= TASK BRIEF =
Provide an exact copy of the data, excluding the images.
[Start of Attachment]
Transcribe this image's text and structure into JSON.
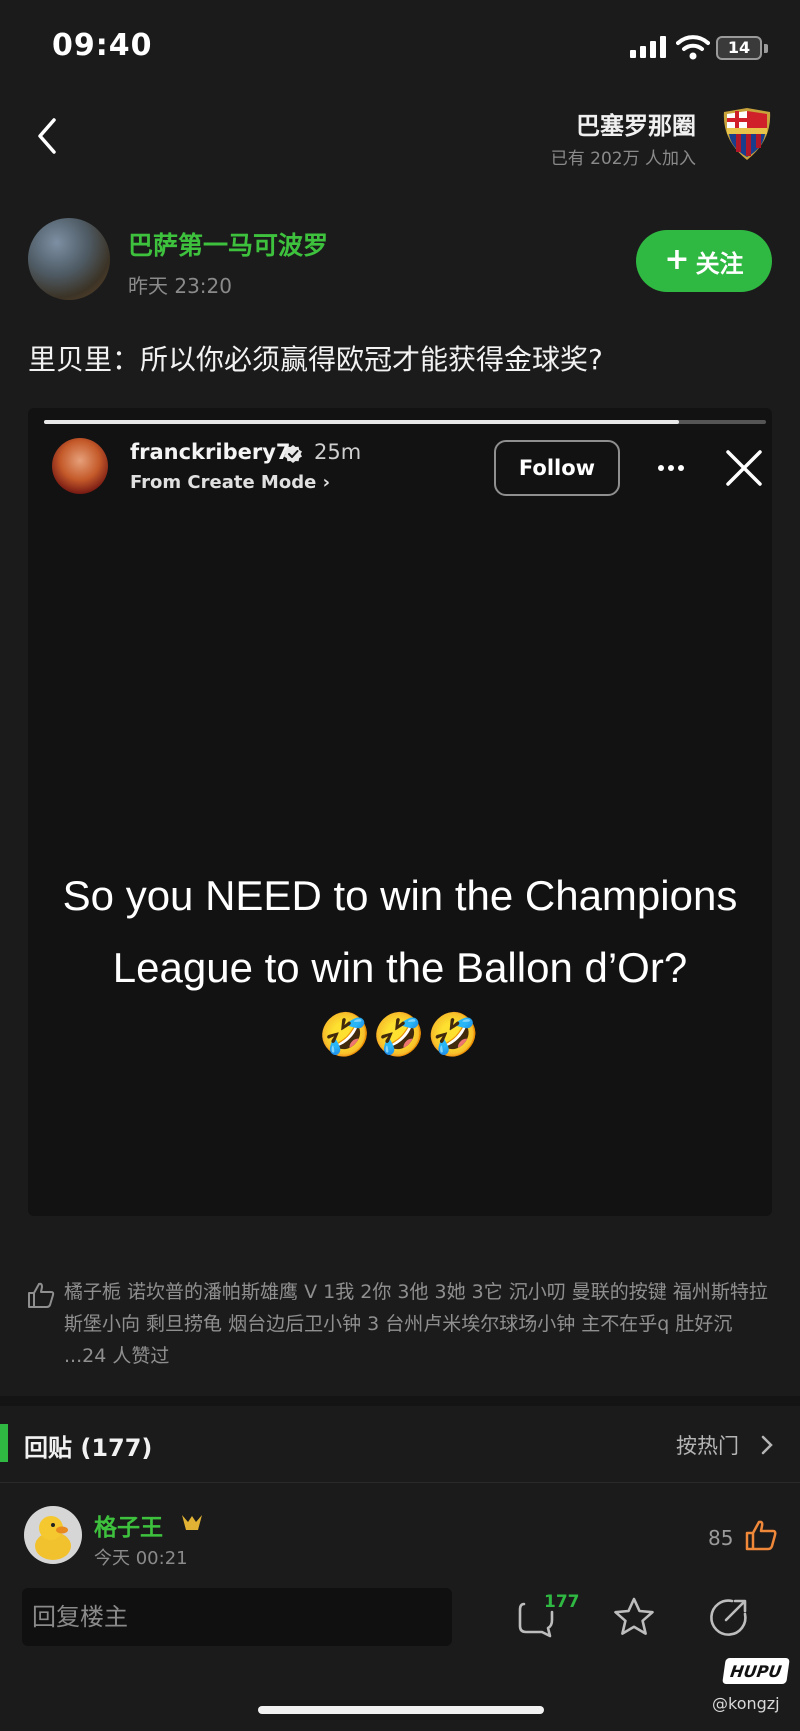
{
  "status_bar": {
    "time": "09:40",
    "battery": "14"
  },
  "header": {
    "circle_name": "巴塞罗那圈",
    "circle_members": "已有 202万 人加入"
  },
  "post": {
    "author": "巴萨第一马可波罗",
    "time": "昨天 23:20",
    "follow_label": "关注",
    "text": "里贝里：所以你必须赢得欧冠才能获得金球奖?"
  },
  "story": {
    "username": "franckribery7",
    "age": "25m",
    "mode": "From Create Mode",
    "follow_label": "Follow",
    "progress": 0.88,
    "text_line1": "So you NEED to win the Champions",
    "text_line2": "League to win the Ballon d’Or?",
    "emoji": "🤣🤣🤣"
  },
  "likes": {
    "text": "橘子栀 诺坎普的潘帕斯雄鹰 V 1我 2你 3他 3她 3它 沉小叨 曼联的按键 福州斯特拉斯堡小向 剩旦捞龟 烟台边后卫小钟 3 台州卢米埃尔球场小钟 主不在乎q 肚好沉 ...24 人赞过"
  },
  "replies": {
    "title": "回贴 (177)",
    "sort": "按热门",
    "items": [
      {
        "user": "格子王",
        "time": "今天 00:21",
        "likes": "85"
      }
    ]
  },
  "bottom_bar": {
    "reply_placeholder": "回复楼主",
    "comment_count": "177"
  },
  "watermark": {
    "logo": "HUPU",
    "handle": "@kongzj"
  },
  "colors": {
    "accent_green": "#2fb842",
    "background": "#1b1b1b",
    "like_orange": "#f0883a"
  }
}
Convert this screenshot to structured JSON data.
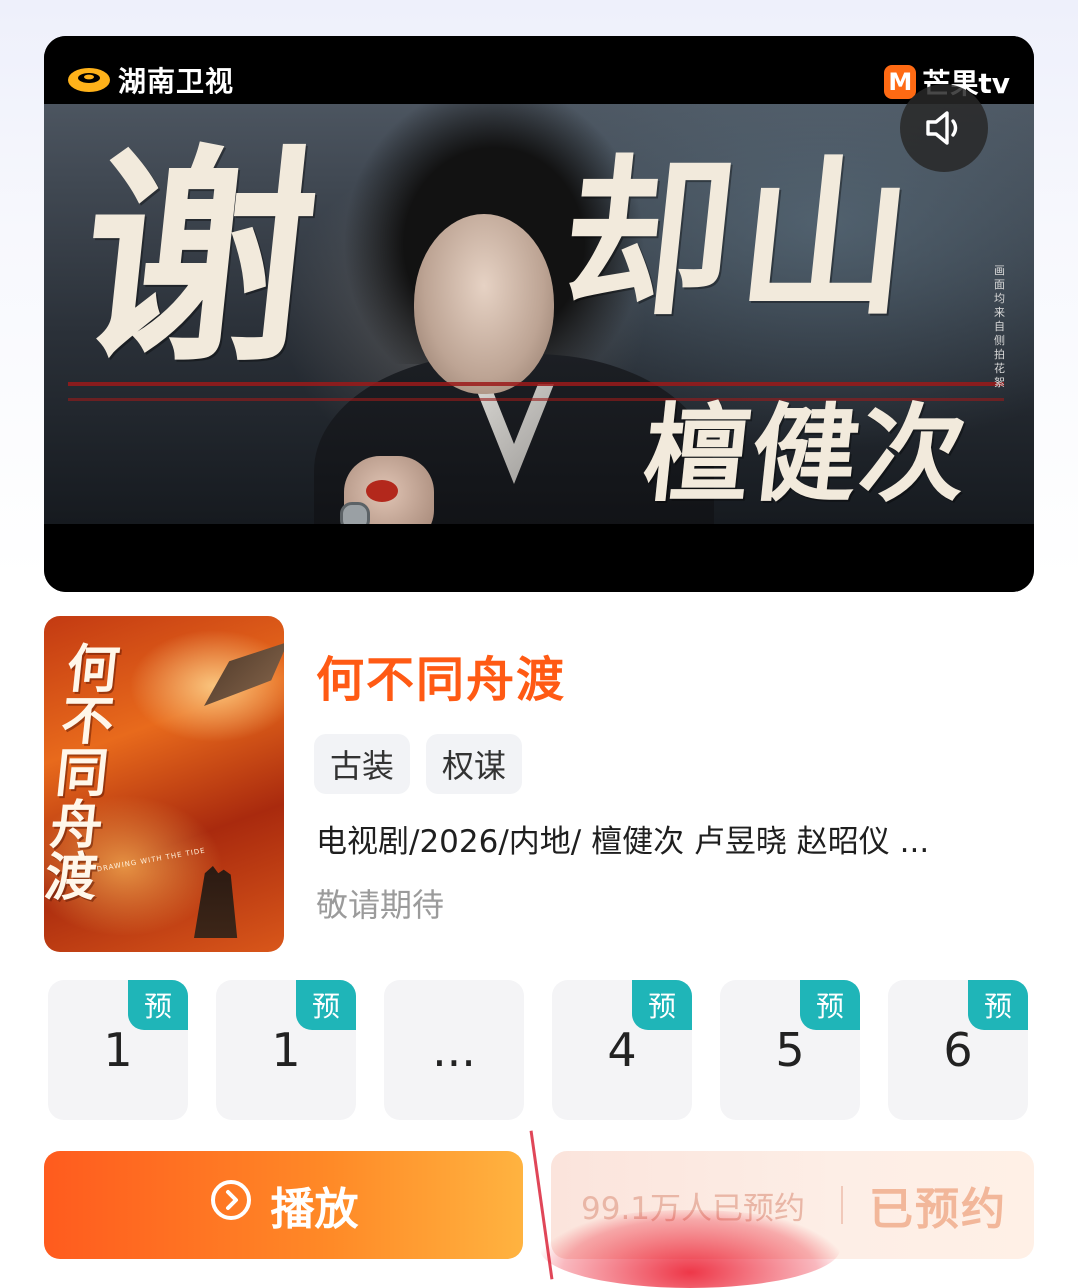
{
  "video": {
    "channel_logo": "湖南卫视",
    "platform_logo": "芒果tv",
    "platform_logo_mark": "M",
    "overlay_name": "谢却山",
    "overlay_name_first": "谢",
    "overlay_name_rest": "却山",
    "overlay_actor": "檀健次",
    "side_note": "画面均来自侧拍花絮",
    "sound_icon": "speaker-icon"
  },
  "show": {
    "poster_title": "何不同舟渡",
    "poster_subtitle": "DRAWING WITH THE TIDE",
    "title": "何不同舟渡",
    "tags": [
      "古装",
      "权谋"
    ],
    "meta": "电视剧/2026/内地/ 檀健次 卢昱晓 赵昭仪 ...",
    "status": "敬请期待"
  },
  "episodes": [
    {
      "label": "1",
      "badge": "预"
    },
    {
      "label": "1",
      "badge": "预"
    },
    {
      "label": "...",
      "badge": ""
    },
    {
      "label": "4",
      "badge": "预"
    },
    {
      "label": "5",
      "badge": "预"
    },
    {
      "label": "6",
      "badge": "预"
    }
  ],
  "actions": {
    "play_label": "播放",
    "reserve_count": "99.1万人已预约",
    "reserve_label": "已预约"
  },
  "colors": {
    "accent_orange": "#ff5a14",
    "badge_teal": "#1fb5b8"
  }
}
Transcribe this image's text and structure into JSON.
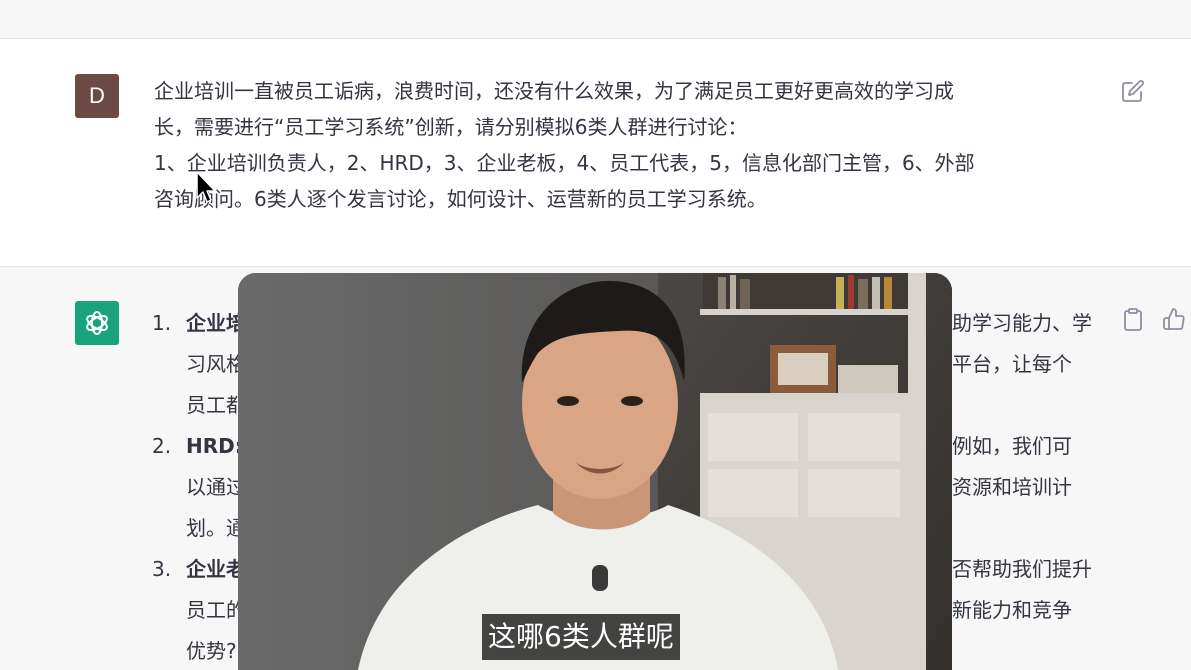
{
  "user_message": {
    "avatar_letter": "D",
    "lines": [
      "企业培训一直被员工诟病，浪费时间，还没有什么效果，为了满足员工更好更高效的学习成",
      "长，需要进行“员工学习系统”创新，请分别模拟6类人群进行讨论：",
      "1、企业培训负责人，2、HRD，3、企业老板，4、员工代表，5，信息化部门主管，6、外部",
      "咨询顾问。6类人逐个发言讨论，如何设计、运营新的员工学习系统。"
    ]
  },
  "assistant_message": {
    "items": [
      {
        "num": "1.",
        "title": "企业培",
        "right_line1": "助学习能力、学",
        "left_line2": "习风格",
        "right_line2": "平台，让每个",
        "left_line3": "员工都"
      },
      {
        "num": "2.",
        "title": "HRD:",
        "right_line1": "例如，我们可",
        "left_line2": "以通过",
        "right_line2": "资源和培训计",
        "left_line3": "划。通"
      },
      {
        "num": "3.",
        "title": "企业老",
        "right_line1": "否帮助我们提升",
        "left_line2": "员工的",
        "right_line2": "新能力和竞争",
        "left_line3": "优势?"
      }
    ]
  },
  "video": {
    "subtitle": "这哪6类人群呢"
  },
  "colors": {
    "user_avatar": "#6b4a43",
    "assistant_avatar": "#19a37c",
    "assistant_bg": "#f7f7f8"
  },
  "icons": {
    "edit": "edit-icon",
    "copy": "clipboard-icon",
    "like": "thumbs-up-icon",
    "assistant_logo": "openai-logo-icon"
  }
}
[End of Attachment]
= TASK RESPONSE =
Transcribe this image's text and structure into JSON.
{
  "status_bar": {
    "time": "09:40",
    "battery": "14"
  },
  "header": {
    "circle_name": "巴塞罗那圈",
    "circle_members": "已有 202万 人加入"
  },
  "post": {
    "author": "巴萨第一马可波罗",
    "time": "昨天 23:20",
    "follow_label": "关注",
    "text": "里贝里：所以你必须赢得欧冠才能获得金球奖?"
  },
  "story": {
    "username": "franckribery7",
    "age": "25m",
    "mode": "From Create Mode",
    "follow_label": "Follow",
    "progress": 0.88,
    "text_line1": "So you NEED to win the Champions",
    "text_line2": "League to win the Ballon d’Or?",
    "emoji": "🤣🤣🤣"
  },
  "likes": {
    "text": "橘子栀 诺坎普的潘帕斯雄鹰 V 1我 2你 3他 3她 3它 沉小叨 曼联的按键 福州斯特拉斯堡小向 剩旦捞龟 烟台边后卫小钟 3 台州卢米埃尔球场小钟 主不在乎q 肚好沉 ...24 人赞过"
  },
  "replies": {
    "title": "回贴 (177)",
    "sort": "按热门",
    "items": [
      {
        "user": "格子王",
        "time": "今天 00:21",
        "likes": "85"
      }
    ]
  },
  "bottom_bar": {
    "reply_placeholder": "回复楼主",
    "comment_count": "177"
  },
  "watermark": {
    "logo": "HUPU",
    "handle": "@kongzj"
  },
  "colors": {
    "accent_green": "#2fb842",
    "background": "#1b1b1b",
    "like_orange": "#f0883a"
  }
}
Convert this screenshot to structured JSON data.
{
  "video": {
    "channel_logo": "湖南卫视",
    "platform_logo": "芒果tv",
    "platform_logo_mark": "M",
    "overlay_name": "谢却山",
    "overlay_name_first": "谢",
    "overlay_name_rest": "却山",
    "overlay_actor": "檀健次",
    "side_note": "画面均来自侧拍花絮",
    "sound_icon": "speaker-icon"
  },
  "show": {
    "poster_title": "何不同舟渡",
    "poster_subtitle": "DRAWING WITH THE TIDE",
    "title": "何不同舟渡",
    "tags": [
      "古装",
      "权谋"
    ],
    "meta": "电视剧/2026/内地/ 檀健次 卢昱晓 赵昭仪 ...",
    "status": "敬请期待"
  },
  "episodes": [
    {
      "label": "1",
      "badge": "预"
    },
    {
      "label": "1",
      "badge": "预"
    },
    {
      "label": "...",
      "badge": ""
    },
    {
      "label": "4",
      "badge": "预"
    },
    {
      "label": "5",
      "badge": "预"
    },
    {
      "label": "6",
      "badge": "预"
    }
  ],
  "actions": {
    "play_label": "播放",
    "reserve_count": "99.1万人已预约",
    "reserve_label": "已预约"
  },
  "colors": {
    "accent_orange": "#ff5a14",
    "badge_teal": "#1fb5b8"
  }
}
Transcribe this image's text and structure into JSON.
{
  "user_message": {
    "avatar_letter": "D",
    "lines": [
      "企业培训一直被员工诟病，浪费时间，还没有什么效果，为了满足员工更好更高效的学习成",
      "长，需要进行“员工学习系统”创新，请分别模拟6类人群进行讨论：",
      "1、企业培训负责人，2、HRD，3、企业老板，4、员工代表，5，信息化部门主管，6、外部",
      "咨询顾问。6类人逐个发言讨论，如何设计、运营新的员工学习系统。"
    ]
  },
  "assistant_message": {
    "items": [
      {
        "num": "1.",
        "title": "企业培",
        "right_line1": "助学习能力、学",
        "left_line2": "习风格",
        "right_line2": "平台，让每个",
        "left_line3": "员工都"
      },
      {
        "num": "2.",
        "title": "HRD:",
        "right_line1": "例如，我们可",
        "left_line2": "以通过",
        "right_line2": "资源和培训计",
        "left_line3": "划。通"
      },
      {
        "num": "3.",
        "title": "企业老",
        "right_line1": "否帮助我们提升",
        "left_line2": "员工的",
        "right_line2": "新能力和竞争",
        "left_line3": "优势?"
      }
    ]
  },
  "video": {
    "subtitle": "这哪6类人群呢"
  },
  "colors": {
    "user_avatar": "#6b4a43",
    "assistant_avatar": "#19a37c",
    "assistant_bg": "#f7f7f8"
  },
  "icons": {
    "edit": "edit-icon",
    "copy": "clipboard-icon",
    "like": "thumbs-up-icon",
    "assistant_logo": "openai-logo-icon"
  }
}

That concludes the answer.